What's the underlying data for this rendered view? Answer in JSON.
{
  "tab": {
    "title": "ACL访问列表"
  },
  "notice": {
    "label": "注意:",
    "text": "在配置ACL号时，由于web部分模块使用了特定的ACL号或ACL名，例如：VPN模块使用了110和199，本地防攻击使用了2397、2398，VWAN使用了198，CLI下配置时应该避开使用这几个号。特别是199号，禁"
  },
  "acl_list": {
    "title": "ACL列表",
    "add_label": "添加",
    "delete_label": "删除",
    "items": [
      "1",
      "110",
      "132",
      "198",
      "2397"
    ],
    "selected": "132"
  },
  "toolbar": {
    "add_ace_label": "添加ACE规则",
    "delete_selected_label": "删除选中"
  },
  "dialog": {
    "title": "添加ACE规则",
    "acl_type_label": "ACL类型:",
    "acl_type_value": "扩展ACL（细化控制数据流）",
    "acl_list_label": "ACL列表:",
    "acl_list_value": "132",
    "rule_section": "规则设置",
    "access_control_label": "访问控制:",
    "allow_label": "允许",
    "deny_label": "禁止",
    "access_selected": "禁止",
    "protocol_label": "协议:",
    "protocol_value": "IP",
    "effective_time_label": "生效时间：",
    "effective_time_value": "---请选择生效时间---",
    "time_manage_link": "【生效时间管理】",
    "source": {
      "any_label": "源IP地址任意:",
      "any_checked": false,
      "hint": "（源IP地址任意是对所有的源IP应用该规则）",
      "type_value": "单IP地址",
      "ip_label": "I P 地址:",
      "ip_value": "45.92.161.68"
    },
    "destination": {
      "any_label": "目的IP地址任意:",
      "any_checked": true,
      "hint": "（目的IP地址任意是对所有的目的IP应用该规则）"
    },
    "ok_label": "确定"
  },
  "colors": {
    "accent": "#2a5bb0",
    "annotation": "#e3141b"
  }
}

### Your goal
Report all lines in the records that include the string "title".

### Answer for the task
    "title": "ACL访问列表"
    "title": "ACL列表",
    "title": "添加ACE规则",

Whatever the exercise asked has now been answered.